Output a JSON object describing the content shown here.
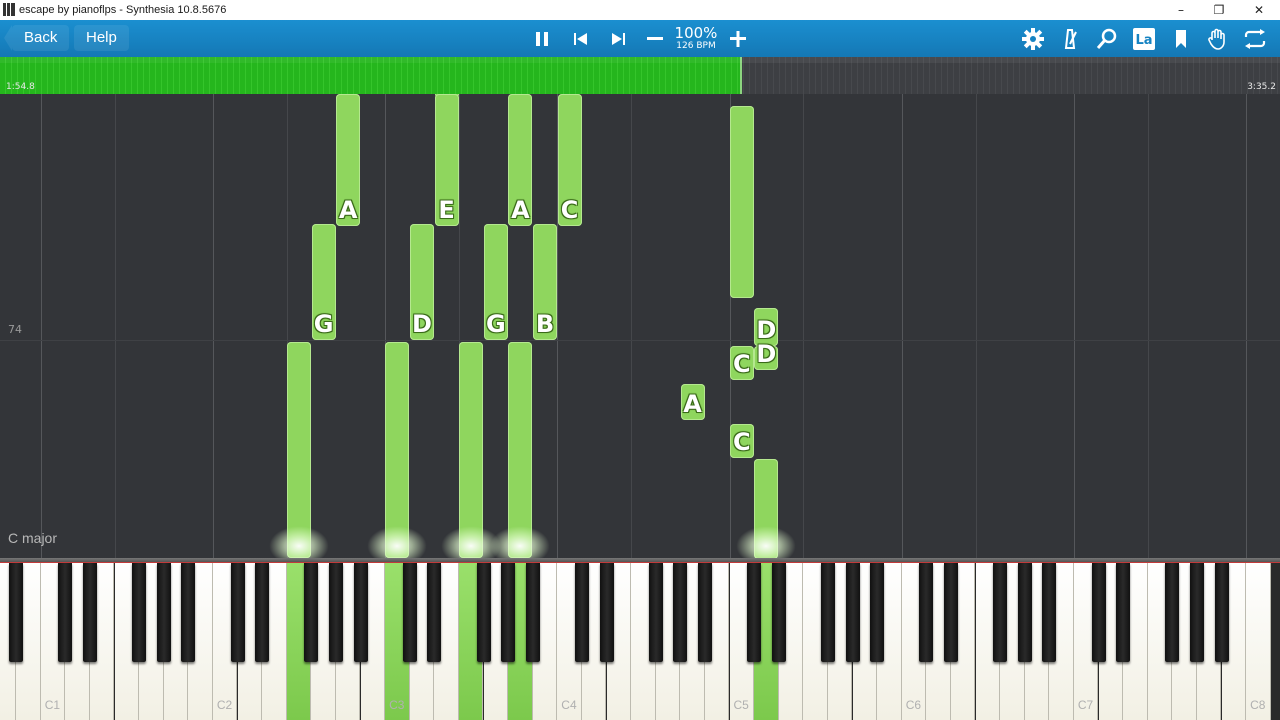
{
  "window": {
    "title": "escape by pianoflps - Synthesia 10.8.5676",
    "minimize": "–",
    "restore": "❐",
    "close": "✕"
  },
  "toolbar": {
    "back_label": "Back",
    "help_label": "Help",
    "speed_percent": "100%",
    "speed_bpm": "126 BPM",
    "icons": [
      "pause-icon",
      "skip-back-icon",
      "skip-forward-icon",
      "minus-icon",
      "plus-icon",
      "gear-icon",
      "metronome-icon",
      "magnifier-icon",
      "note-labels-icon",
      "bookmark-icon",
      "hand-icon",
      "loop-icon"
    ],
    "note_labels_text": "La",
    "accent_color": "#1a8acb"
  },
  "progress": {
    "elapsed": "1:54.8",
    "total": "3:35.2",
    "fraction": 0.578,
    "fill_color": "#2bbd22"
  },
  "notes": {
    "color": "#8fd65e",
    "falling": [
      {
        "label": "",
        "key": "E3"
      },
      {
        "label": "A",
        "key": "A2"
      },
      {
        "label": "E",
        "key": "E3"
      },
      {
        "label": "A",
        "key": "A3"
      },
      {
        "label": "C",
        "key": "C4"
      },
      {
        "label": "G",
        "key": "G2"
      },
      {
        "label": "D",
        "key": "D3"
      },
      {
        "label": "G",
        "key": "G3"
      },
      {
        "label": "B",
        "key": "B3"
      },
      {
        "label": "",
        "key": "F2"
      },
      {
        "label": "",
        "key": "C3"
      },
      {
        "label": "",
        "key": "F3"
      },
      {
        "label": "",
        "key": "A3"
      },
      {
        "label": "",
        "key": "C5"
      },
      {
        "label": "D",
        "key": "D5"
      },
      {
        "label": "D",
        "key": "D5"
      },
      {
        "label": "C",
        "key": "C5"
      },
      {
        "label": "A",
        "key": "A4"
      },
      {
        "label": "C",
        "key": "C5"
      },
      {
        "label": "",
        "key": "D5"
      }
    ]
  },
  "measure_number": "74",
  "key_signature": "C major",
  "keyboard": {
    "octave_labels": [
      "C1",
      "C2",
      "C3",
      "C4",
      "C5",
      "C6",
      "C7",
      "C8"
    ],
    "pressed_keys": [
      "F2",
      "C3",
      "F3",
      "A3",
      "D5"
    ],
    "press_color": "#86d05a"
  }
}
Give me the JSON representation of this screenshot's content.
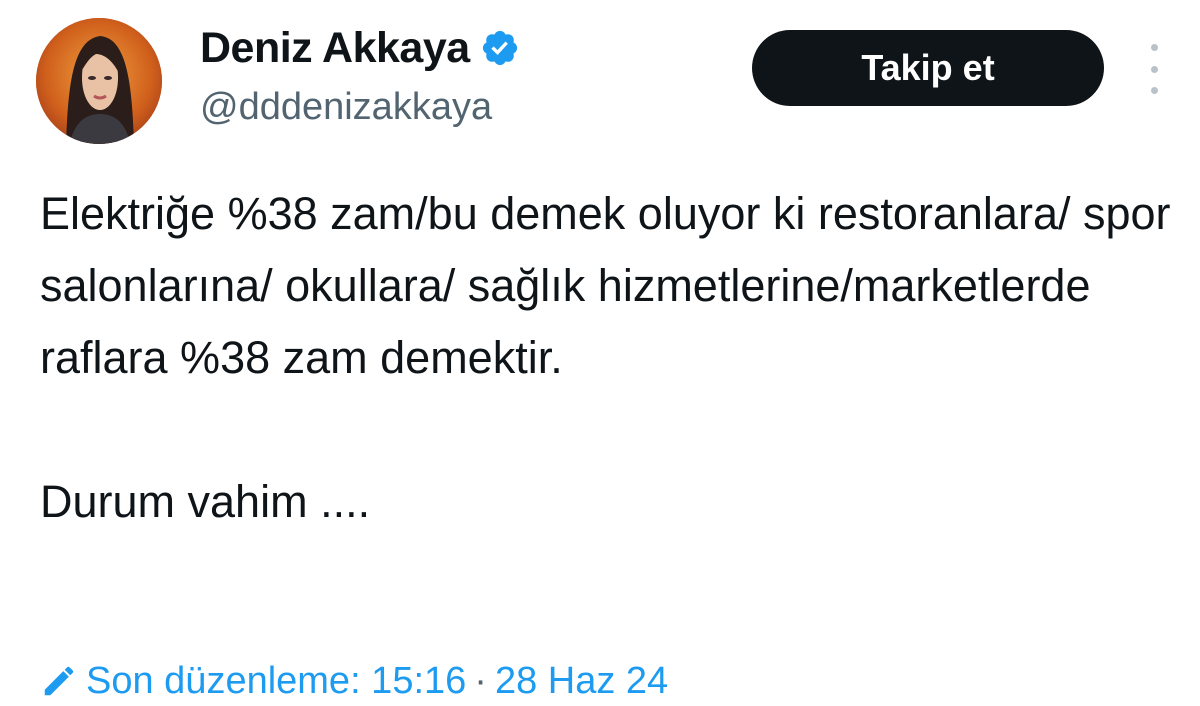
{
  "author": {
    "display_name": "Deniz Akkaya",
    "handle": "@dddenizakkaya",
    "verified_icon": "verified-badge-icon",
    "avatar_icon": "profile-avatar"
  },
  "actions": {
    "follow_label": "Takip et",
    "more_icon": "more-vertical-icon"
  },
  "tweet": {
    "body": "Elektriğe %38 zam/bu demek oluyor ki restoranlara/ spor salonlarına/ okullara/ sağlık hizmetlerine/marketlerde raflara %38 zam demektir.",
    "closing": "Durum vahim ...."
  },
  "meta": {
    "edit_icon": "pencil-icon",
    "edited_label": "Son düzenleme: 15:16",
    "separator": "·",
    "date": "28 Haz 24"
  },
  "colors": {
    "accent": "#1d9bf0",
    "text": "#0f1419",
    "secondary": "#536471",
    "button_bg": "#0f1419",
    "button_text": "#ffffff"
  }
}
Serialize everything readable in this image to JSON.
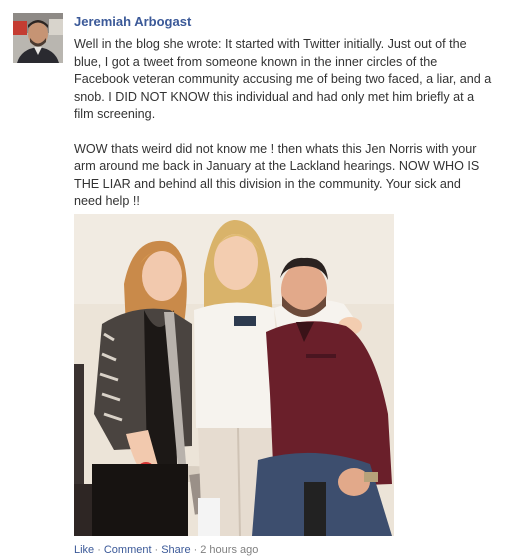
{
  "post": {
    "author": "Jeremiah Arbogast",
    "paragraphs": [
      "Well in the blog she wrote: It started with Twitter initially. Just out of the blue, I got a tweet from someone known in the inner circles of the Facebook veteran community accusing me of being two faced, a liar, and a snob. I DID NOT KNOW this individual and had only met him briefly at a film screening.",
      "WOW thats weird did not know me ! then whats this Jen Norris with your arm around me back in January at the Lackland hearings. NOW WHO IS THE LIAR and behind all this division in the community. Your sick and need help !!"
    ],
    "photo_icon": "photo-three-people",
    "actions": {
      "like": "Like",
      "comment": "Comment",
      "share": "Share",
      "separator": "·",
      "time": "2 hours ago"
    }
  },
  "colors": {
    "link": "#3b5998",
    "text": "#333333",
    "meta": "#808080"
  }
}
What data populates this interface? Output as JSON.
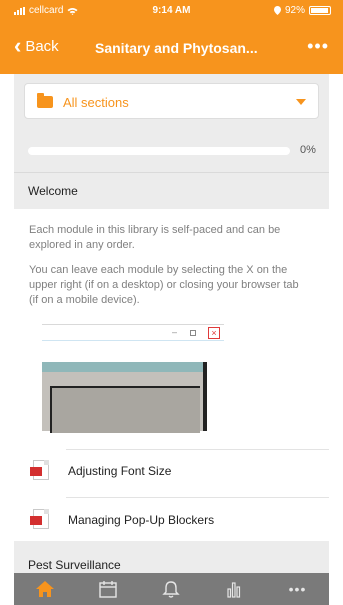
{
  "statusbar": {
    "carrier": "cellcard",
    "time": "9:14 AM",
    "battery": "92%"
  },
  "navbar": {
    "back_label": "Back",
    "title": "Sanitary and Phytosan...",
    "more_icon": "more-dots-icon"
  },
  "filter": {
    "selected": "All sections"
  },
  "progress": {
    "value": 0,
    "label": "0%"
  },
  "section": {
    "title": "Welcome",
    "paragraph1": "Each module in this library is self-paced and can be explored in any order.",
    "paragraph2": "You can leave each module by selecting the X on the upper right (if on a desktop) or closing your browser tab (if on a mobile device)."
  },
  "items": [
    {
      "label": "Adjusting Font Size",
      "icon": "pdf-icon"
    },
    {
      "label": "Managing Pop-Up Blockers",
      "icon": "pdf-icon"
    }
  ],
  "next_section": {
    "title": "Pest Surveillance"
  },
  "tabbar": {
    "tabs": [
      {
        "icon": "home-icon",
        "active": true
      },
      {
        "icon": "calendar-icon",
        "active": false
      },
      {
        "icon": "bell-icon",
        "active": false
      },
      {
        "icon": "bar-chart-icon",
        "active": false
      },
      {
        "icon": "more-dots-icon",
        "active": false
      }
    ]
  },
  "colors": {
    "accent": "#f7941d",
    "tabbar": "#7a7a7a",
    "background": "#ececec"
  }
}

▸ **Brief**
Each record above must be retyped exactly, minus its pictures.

▸ **Task solution**
Output a JSON object describing the content shown here.
{
  "window": {
    "title": "escape by pianoflps - Synthesia 10.8.5676",
    "minimize": "–",
    "restore": "❐",
    "close": "✕"
  },
  "toolbar": {
    "back_label": "Back",
    "help_label": "Help",
    "speed_percent": "100%",
    "speed_bpm": "126 BPM",
    "icons": [
      "pause-icon",
      "skip-back-icon",
      "skip-forward-icon",
      "minus-icon",
      "plus-icon",
      "gear-icon",
      "metronome-icon",
      "magnifier-icon",
      "note-labels-icon",
      "bookmark-icon",
      "hand-icon",
      "loop-icon"
    ],
    "note_labels_text": "La",
    "accent_color": "#1a8acb"
  },
  "progress": {
    "elapsed": "1:54.8",
    "total": "3:35.2",
    "fraction": 0.578,
    "fill_color": "#2bbd22"
  },
  "notes": {
    "color": "#8fd65e",
    "falling": [
      {
        "label": "",
        "key": "E3"
      },
      {
        "label": "A",
        "key": "A2"
      },
      {
        "label": "E",
        "key": "E3"
      },
      {
        "label": "A",
        "key": "A3"
      },
      {
        "label": "C",
        "key": "C4"
      },
      {
        "label": "G",
        "key": "G2"
      },
      {
        "label": "D",
        "key": "D3"
      },
      {
        "label": "G",
        "key": "G3"
      },
      {
        "label": "B",
        "key": "B3"
      },
      {
        "label": "",
        "key": "F2"
      },
      {
        "label": "",
        "key": "C3"
      },
      {
        "label": "",
        "key": "F3"
      },
      {
        "label": "",
        "key": "A3"
      },
      {
        "label": "",
        "key": "C5"
      },
      {
        "label": "D",
        "key": "D5"
      },
      {
        "label": "D",
        "key": "D5"
      },
      {
        "label": "C",
        "key": "C5"
      },
      {
        "label": "A",
        "key": "A4"
      },
      {
        "label": "C",
        "key": "C5"
      },
      {
        "label": "",
        "key": "D5"
      }
    ]
  },
  "measure_number": "74",
  "key_signature": "C major",
  "keyboard": {
    "octave_labels": [
      "C1",
      "C2",
      "C3",
      "C4",
      "C5",
      "C6",
      "C7",
      "C8"
    ],
    "pressed_keys": [
      "F2",
      "C3",
      "F3",
      "A3",
      "D5"
    ],
    "press_color": "#86d05a"
  }
}
Give me the JSON representation of this screenshot's content.
{
  "author": {
    "display_name": "Deniz Akkaya",
    "handle": "@dddenizakkaya",
    "verified_icon": "verified-badge-icon",
    "avatar_icon": "profile-avatar"
  },
  "actions": {
    "follow_label": "Takip et",
    "more_icon": "more-vertical-icon"
  },
  "tweet": {
    "body": "Elektriğe %38 zam/bu demek oluyor ki restoranlara/ spor salonlarına/ okullara/ sağlık hizmetlerine/marketlerde raflara %38 zam demektir.",
    "closing": "Durum vahim ...."
  },
  "meta": {
    "edit_icon": "pencil-icon",
    "edited_label": "Son düzenleme: 15:16",
    "separator": "·",
    "date": "28 Haz 24"
  },
  "colors": {
    "accent": "#1d9bf0",
    "text": "#0f1419",
    "secondary": "#536471",
    "button_bg": "#0f1419",
    "button_text": "#ffffff"
  }
}
Serialize everything readable in this image to JSON.
{
  "post": {
    "author": "Jeremiah Arbogast",
    "paragraphs": [
      "Well in the blog she wrote: It started with Twitter initially. Just out of the blue, I got a tweet from someone known in the inner circles of the Facebook veteran community accusing me of being two faced, a liar, and a snob. I DID NOT KNOW this individual and had only met him briefly at a film screening.",
      "WOW thats weird did not know me ! then whats this Jen Norris with your arm around me back in January at the Lackland hearings. NOW WHO IS THE LIAR and behind all this division in the community. Your sick and need help !!"
    ],
    "photo_icon": "photo-three-people",
    "actions": {
      "like": "Like",
      "comment": "Comment",
      "share": "Share",
      "separator": "·",
      "time": "2 hours ago"
    }
  },
  "colors": {
    "link": "#3b5998",
    "text": "#333333",
    "meta": "#808080"
  }
}
What data populates this interface? Output as JSON.
{
  "statusbar": {
    "carrier": "cellcard",
    "time": "9:14 AM",
    "battery": "92%"
  },
  "navbar": {
    "back_label": "Back",
    "title": "Sanitary and Phytosan...",
    "more_icon": "more-dots-icon"
  },
  "filter": {
    "selected": "All sections"
  },
  "progress": {
    "value": 0,
    "label": "0%"
  },
  "section": {
    "title": "Welcome",
    "paragraph1": "Each module in this library is self-paced and can be explored in any order.",
    "paragraph2": "You can leave each module by selecting the X on the upper right (if on a desktop) or closing your browser tab (if on a mobile device)."
  },
  "items": [
    {
      "label": "Adjusting Font Size",
      "icon": "pdf-icon"
    },
    {
      "label": "Managing Pop-Up Blockers",
      "icon": "pdf-icon"
    }
  ],
  "next_section": {
    "title": "Pest Surveillance"
  },
  "tabbar": {
    "tabs": [
      {
        "icon": "home-icon",
        "active": true
      },
      {
        "icon": "calendar-icon",
        "active": false
      },
      {
        "icon": "bell-icon",
        "active": false
      },
      {
        "icon": "bar-chart-icon",
        "active": false
      },
      {
        "icon": "more-dots-icon",
        "active": false
      }
    ]
  },
  "colors": {
    "accent": "#f7941d",
    "tabbar": "#7a7a7a",
    "background": "#ececec"
  }
}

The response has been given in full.